Sierra Automated Systems offers the 32KD — its digital audio router that performs the requisite routing functions, and others as well, such as mixing, level control, intercom, IFB and mix minus. A single 32KD frame can accommodate 512 inputs and outputs, and multiple frames can be connected together via a fiber-optic link. Separate plug-in modules handle digital inputs, digital outputs, analog inputs, analog outputs and serial interfaces.
Studer offers the Route 5000 digital router system. The core of the 5000 is the mainframe into which the multichannel audio digital interface (MADI) cards are installed. Each MADI input or output card accommodates 28 AES data streams. In addition to the normal routing functions the 5000 offers DSP capability. It communicates with the PC that is the control server via a fiber-optic link. Other control workstations or XY controllers communicate with the control server via Ethernet. The 5000 can communicate with a Studer digital console via a MADI link.

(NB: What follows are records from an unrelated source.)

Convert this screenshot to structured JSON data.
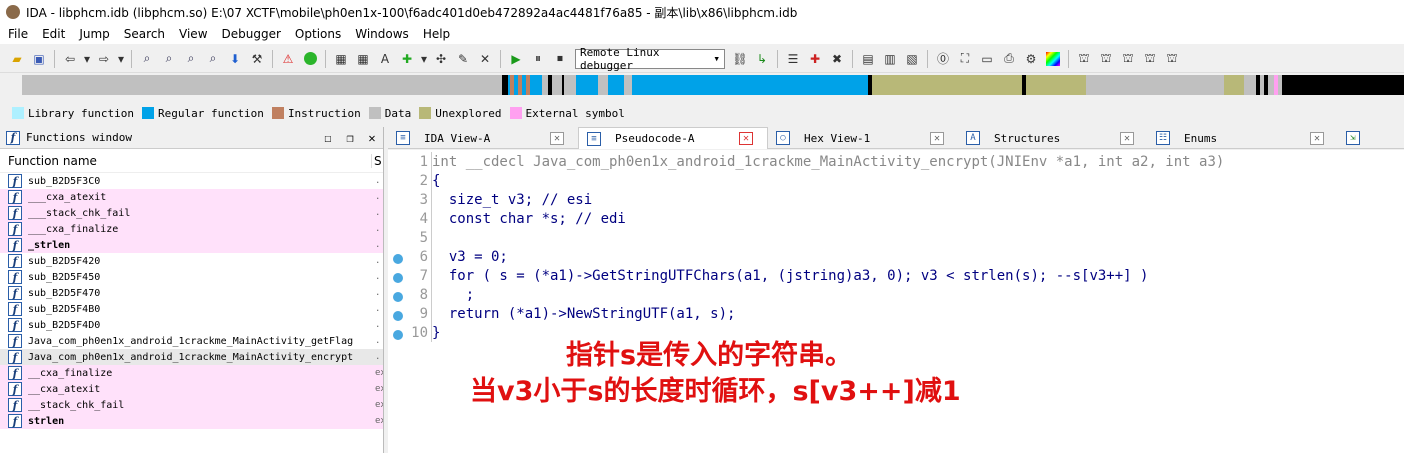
{
  "window": {
    "title": "IDA - libphcm.idb (libphcm.so) E:\\07 XCTF\\mobile\\ph0en1x-100\\f6adc401d0eb472892a4ac4481f76a85 - 副本\\lib\\x86\\libphcm.idb"
  },
  "menu": {
    "items": [
      "File",
      "Edit",
      "Jump",
      "Search",
      "View",
      "Debugger",
      "Options",
      "Windows",
      "Help"
    ]
  },
  "toolbar": {
    "debugger_select": "Remote Linux debugger"
  },
  "legend": {
    "items": [
      {
        "label": "Library function",
        "color": "#aef0ff"
      },
      {
        "label": "Regular function",
        "color": "#00a2e8"
      },
      {
        "label": "Instruction",
        "color": "#c08060"
      },
      {
        "label": "Data",
        "color": "#c0c0c0"
      },
      {
        "label": "Unexplored",
        "color": "#b8b878"
      },
      {
        "label": "External symbol",
        "color": "#ffa0f0"
      }
    ]
  },
  "functions_window": {
    "title": "Functions window",
    "col_name": "Function name",
    "col_segment": "S",
    "rows": [
      {
        "name": "sub_B2D5F3C0",
        "seg": "."
      },
      {
        "name": "___cxa_atexit",
        "seg": "."
      },
      {
        "name": "___stack_chk_fail",
        "seg": "."
      },
      {
        "name": "___cxa_finalize",
        "seg": "."
      },
      {
        "name": "_strlen",
        "seg": "."
      },
      {
        "name": "sub_B2D5F420",
        "seg": "."
      },
      {
        "name": "sub_B2D5F450",
        "seg": "."
      },
      {
        "name": "sub_B2D5F470",
        "seg": "."
      },
      {
        "name": "sub_B2D5F4B0",
        "seg": "."
      },
      {
        "name": "sub_B2D5F4D0",
        "seg": "."
      },
      {
        "name": "Java_com_ph0en1x_android_1crackme_MainActivity_getFlag",
        "seg": "."
      },
      {
        "name": "Java_com_ph0en1x_android_1crackme_MainActivity_encrypt",
        "seg": "."
      },
      {
        "name": "__cxa_finalize",
        "seg": "ex"
      },
      {
        "name": "__cxa_atexit",
        "seg": "ex"
      },
      {
        "name": "__stack_chk_fail",
        "seg": "ex"
      },
      {
        "name": "strlen",
        "seg": "ex"
      }
    ]
  },
  "tabs": [
    {
      "label": "IDA View-A"
    },
    {
      "label": "Pseudocode-A"
    },
    {
      "label": "Hex View-1"
    },
    {
      "label": "Structures"
    },
    {
      "label": "Enums"
    }
  ],
  "code": {
    "lines": [
      {
        "n": "1",
        "text": "int __cdecl Java_com_ph0en1x_android_1crackme_MainActivity_encrypt(JNIEnv *a1, int a2, int a3)"
      },
      {
        "n": "2",
        "text": "{"
      },
      {
        "n": "3",
        "text": "  size_t v3; // esi"
      },
      {
        "n": "4",
        "text": "  const char *s; // edi"
      },
      {
        "n": "5",
        "text": ""
      },
      {
        "n": "6",
        "text": "  v3 = 0;"
      },
      {
        "n": "7",
        "text": "  for ( s = (*a1)->GetStringUTFChars(a1, (jstring)a3, 0); v3 < strlen(s); --s[v3++] )"
      },
      {
        "n": "8",
        "text": "    ;"
      },
      {
        "n": "9",
        "text": "  return (*a1)->NewStringUTF(a1, s);"
      },
      {
        "n": "10",
        "text": "}"
      }
    ]
  },
  "annotation": {
    "line1": "指针s是传入的字符串。",
    "line2": "当v3小于s的长度时循环，s[v3++]减1"
  }
}
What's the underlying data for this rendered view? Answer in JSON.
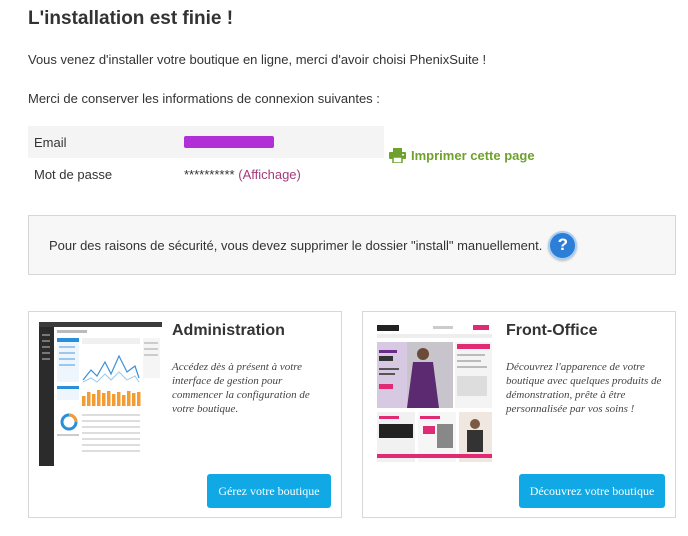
{
  "title": "L'installation est finie !",
  "intro": "Vous venez d'installer votre boutique en ligne, merci d'avoir choisi PhenixSuite !",
  "keep_info": "Merci de conserver les informations de connexion suivantes :",
  "credentials": {
    "email_label": "Email",
    "password_label": "Mot de passe",
    "password_value": "**********",
    "show_open": "(",
    "show_link": "Affichage",
    "show_close": ")"
  },
  "print_label": "Imprimer cette page",
  "security_notice": "Pour des raisons de sécurité, vous devez supprimer le dossier \"install\" manuellement.",
  "help_symbol": "?",
  "cards": {
    "admin": {
      "title": "Administration",
      "description": "Accédez dès à présent à votre interface de gestion pour commencer la configuration de votre boutique.",
      "button": "Gérez votre boutique"
    },
    "front": {
      "title": "Front-Office",
      "description": "Découvrez l'apparence de votre boutique avec quelques produits de démonstration, prête à être personnalisée par vos soins !",
      "button": "Découvrez votre boutique"
    }
  },
  "colors": {
    "accent_green": "#6fa12d",
    "button_blue": "#10a9e6",
    "link": "#a43a7a",
    "help_blue": "#2d7ed6"
  },
  "icons": {
    "print": "printer-icon",
    "help": "question-mark-icon"
  }
}
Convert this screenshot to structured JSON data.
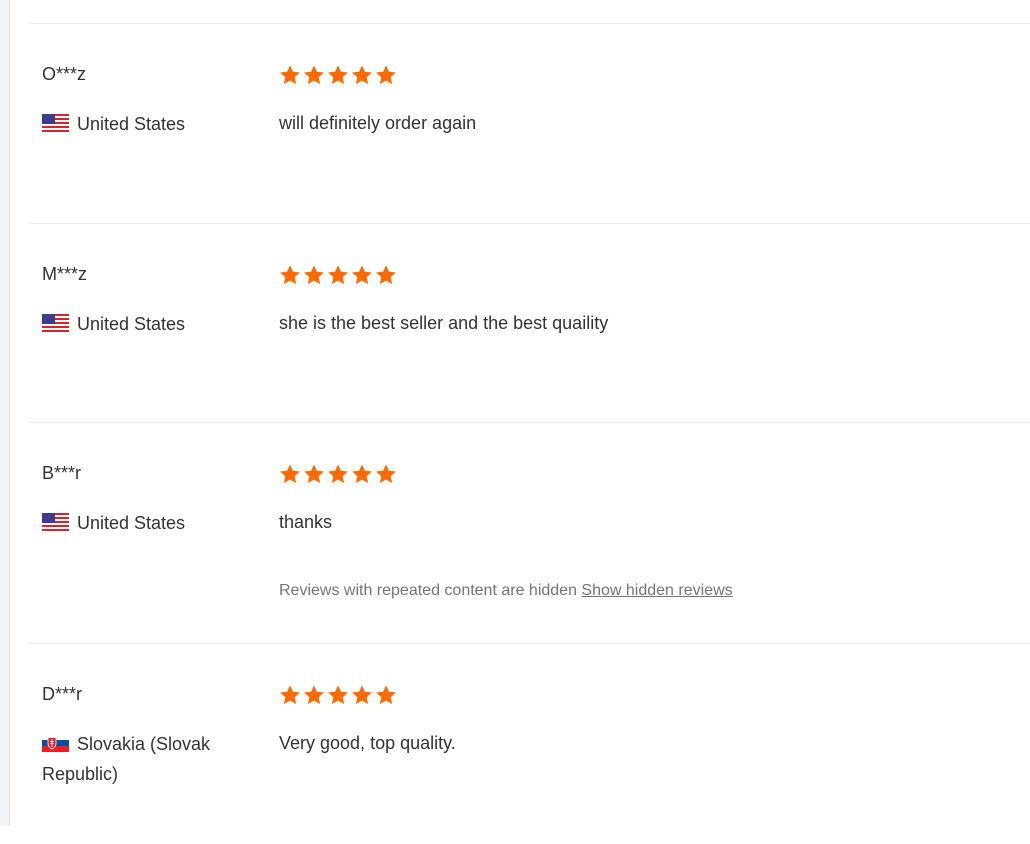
{
  "colors": {
    "star": "#ff6a00",
    "text": "#333333",
    "muted": "#757575",
    "divider": "#ececec"
  },
  "reviews": [
    {
      "buyer": "O***z",
      "country": "United States",
      "flag": "us-flag-icon",
      "rating": 5,
      "text": "will definitely order again"
    },
    {
      "buyer": "M***z",
      "country": "United States",
      "flag": "us-flag-icon",
      "rating": 5,
      "text": "she is the best seller and the best quaility"
    },
    {
      "buyer": "B***r",
      "country": "United States",
      "flag": "us-flag-icon",
      "rating": 5,
      "text": "thanks",
      "hidden_note": "Reviews with repeated content are hidden",
      "hidden_link": "Show hidden reviews"
    },
    {
      "buyer": "D***r",
      "country": "Slovakia (Slovak Republic)",
      "flag": "slovakia-flag-icon",
      "rating": 5,
      "text": "Very good, top quality."
    }
  ]
}
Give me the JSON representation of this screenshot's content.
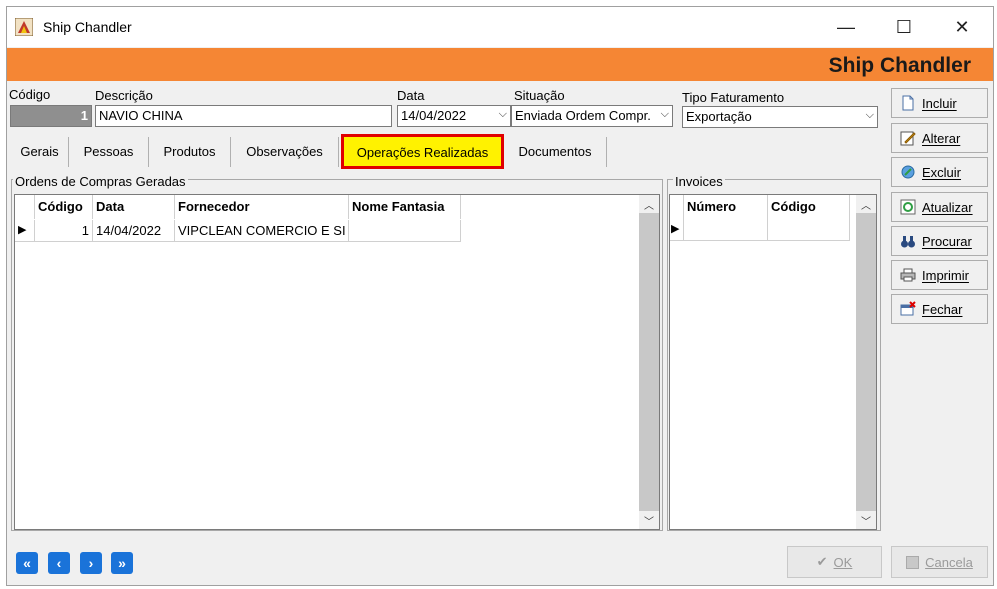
{
  "window": {
    "title": "Ship Chandler",
    "minimize_glyph": "—",
    "maximize_glyph": "☐",
    "close_glyph": "✕"
  },
  "header": {
    "brand": "Ship Chandler"
  },
  "form": {
    "codigo_label": "Código",
    "codigo_value": "1",
    "descricao_label": "Descrição",
    "descricao_value": "NAVIO CHINA",
    "data_label": "Data",
    "data_value": "14/04/2022",
    "situacao_label": "Situação",
    "situacao_value": "Enviada Ordem Compr.",
    "tipo_label": "Tipo Faturamento",
    "tipo_value": "Exportação"
  },
  "tabs": [
    {
      "label": "Gerais"
    },
    {
      "label": "Pessoas"
    },
    {
      "label": "Produtos"
    },
    {
      "label": "Observações"
    },
    {
      "label": "Operações Realizadas"
    },
    {
      "label": "Documentos"
    }
  ],
  "ordens": {
    "group_label": "Ordens de Compras Geradas",
    "columns": [
      "Código",
      "Data",
      "Fornecedor",
      "Nome Fantasia"
    ],
    "rows": [
      {
        "codigo": "1",
        "data": "14/04/2022",
        "fornecedor": "VIPCLEAN COMERCIO E SI",
        "nome_fantasia": ""
      }
    ]
  },
  "invoices": {
    "group_label": "Invoices",
    "columns": [
      "Número",
      "Código"
    ]
  },
  "side_buttons": [
    {
      "label": "Incluir",
      "icon": "new-document-icon"
    },
    {
      "label": "Alterar",
      "icon": "edit-pencil-icon"
    },
    {
      "label": "Excluir",
      "icon": "delete-icon"
    },
    {
      "label": "Atualizar",
      "icon": "refresh-icon"
    },
    {
      "label": "Procurar",
      "icon": "binoculars-icon"
    },
    {
      "label": "Imprimir",
      "icon": "printer-icon"
    },
    {
      "label": "Fechar",
      "icon": "close-window-icon"
    }
  ],
  "bottom": {
    "ok_label": "OK",
    "cancel_label": "Cancela"
  },
  "colors": {
    "accent": "#f58634",
    "tab_highlight": "#fff200",
    "tab_border": "#e00000",
    "nav_blue": "#1a73d9"
  }
}
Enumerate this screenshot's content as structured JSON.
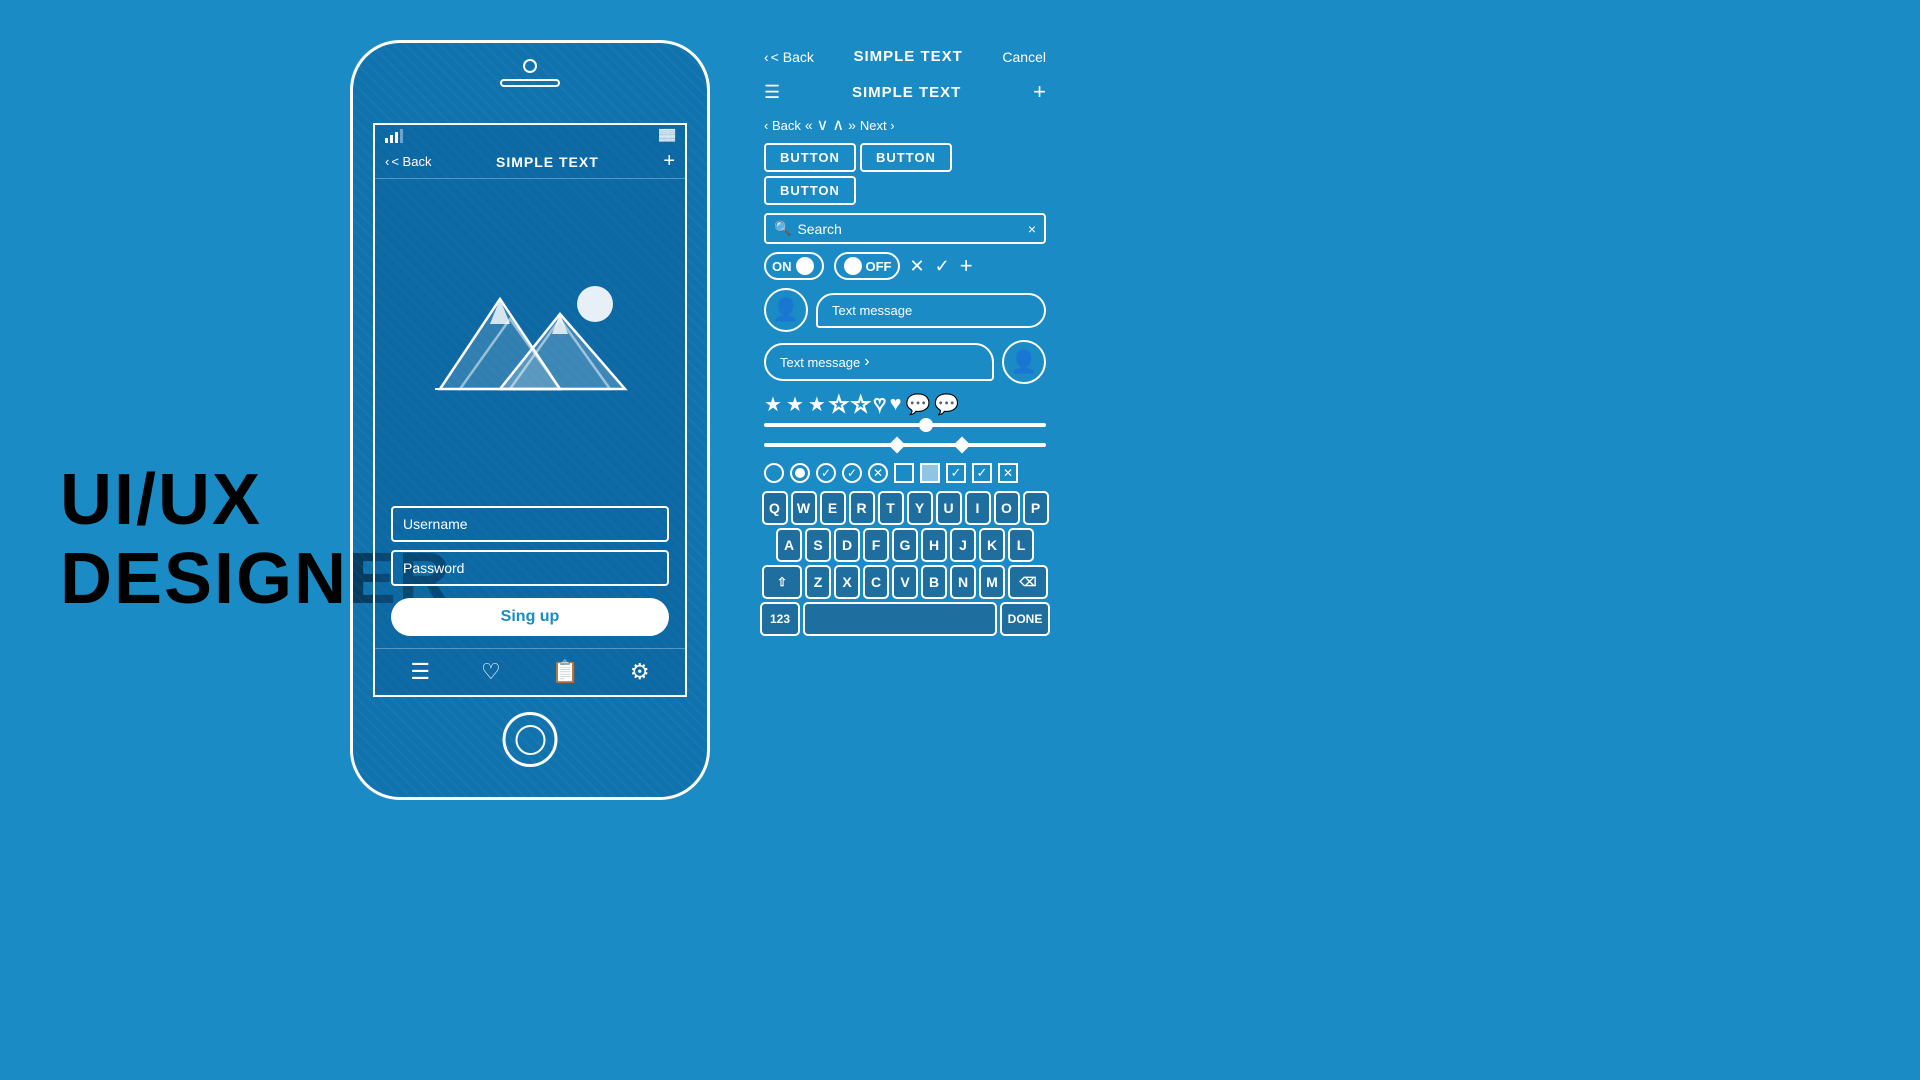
{
  "background": {
    "color": "#1a8bc4"
  },
  "left": {
    "title_line1": "UI/UX",
    "title_line2": "DESIGNER"
  },
  "phone": {
    "nav": {
      "back": "< Back",
      "title": "SIMPLE TEXT",
      "plus": "+"
    },
    "form": {
      "username_placeholder": "Username",
      "password_placeholder": "Password",
      "signup_label": "Sing up"
    },
    "bottom_icons": [
      "☰",
      "♡",
      "📋",
      "⚙"
    ]
  },
  "ui_kit": {
    "nav_bar_1": {
      "back": "< Back",
      "title": "SIMPLE TEXT",
      "cancel": "Cancel"
    },
    "nav_bar_2": {
      "title": "SIMPLE TEXT",
      "plus": "+"
    },
    "nav_bar_3": {
      "back": "< Back",
      "prev_prev": "«",
      "down": "∨",
      "up": "∧",
      "next_next": "»",
      "next": "Next >"
    },
    "buttons": [
      "BUTTON",
      "BUTTON",
      "BUTTON"
    ],
    "search": {
      "placeholder": "Search",
      "clear": "×"
    },
    "toggles": {
      "on_label": "ON",
      "off_label": "OFF"
    },
    "messages": {
      "text1": "Text message",
      "text2": "Text message"
    },
    "keyboard": {
      "row1": [
        "Q",
        "W",
        "E",
        "R",
        "T",
        "Y",
        "U",
        "I",
        "O",
        "P"
      ],
      "row2": [
        "A",
        "S",
        "D",
        "F",
        "G",
        "H",
        "J",
        "K",
        "L"
      ],
      "row3": [
        "⇧",
        "Z",
        "X",
        "C",
        "V",
        "B",
        "N",
        "M",
        "⌫"
      ],
      "row4_left": "123",
      "row4_done": "DONE"
    }
  }
}
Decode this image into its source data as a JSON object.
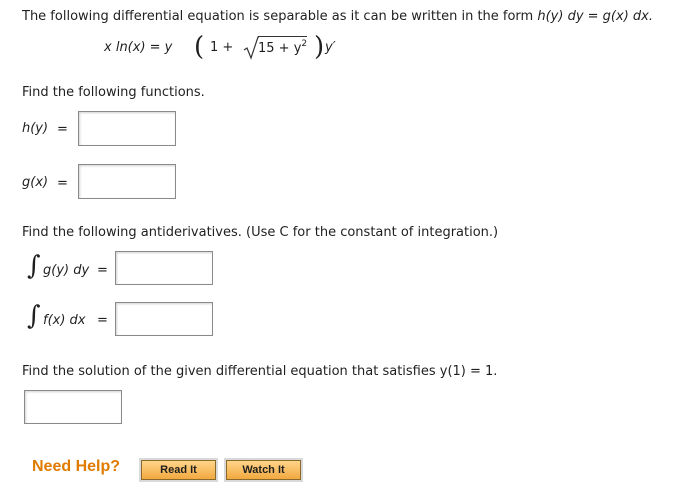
{
  "intro": {
    "prefix": "The following differential equation is separable as it can be written in the form ",
    "form": "h(y) dy = g(x) dx."
  },
  "equation": {
    "lhs": "x ln(x) = y",
    "open_paren": "(",
    "one_plus": "1 +",
    "radicand_text": "15 + y",
    "exponent": "2",
    "close_paren": ")",
    "tail": "y′"
  },
  "find_functions": {
    "heading": "Find the following functions.",
    "h_label": "h(y)",
    "g_label": "g(x)",
    "equals": "="
  },
  "antiderivatives": {
    "heading": "Find the following antiderivatives. (Use C for the constant of integration.)",
    "integral_symbol": "∫",
    "g_integrand": "g(y) dy",
    "f_integrand": "f(x) dx",
    "equals": "="
  },
  "solution": {
    "heading": "Find the solution of the given differential equation that satisfies y(1) = 1."
  },
  "help": {
    "need_help": "Need Help?",
    "read_it": "Read It",
    "watch_it": "Watch It"
  }
}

Wheatstone offers the Bridge, an audio engine and routing system that works in conjunction with control surfaces remotely located in studios. The Bridge is a mainframe into which all the necessary cards are installed: analog and digital I/O cards, DSP cards, serial data cards and even one that supports 16 audio streams. Multiple Bridges can be connected via fiber or CAT-5 cables.
Acceptable Use Policy blog comments powered by Disqus
[an error occurred while processing this directive]
Today in Radio History
The history of radio broadcasting extends beyond the work of a few famous inventors.
EAS Information More on EAS
The feed provides feeds for all US states and territories.
Need a calendar for your computer desktop? Use one of ours.
Information from manufacturers and associations about industry news, products, technology and business announcements.
This high-visibility and high-traffic area got the full acoustic treatment.
Browse Back Issues[an error occurred while processing this directive]
Also in the May Issue
- Remote Access and Site Connectivity: Wireless
- Standards of FM Allocation and Interference
- Side by Side: Mic Processors
- Field Report: Deva Broadcast DB4004
- Field Report: APT WorldCast Systems Horizon NextGen
- New Products
- 20 Years of Radio magazine: May 1994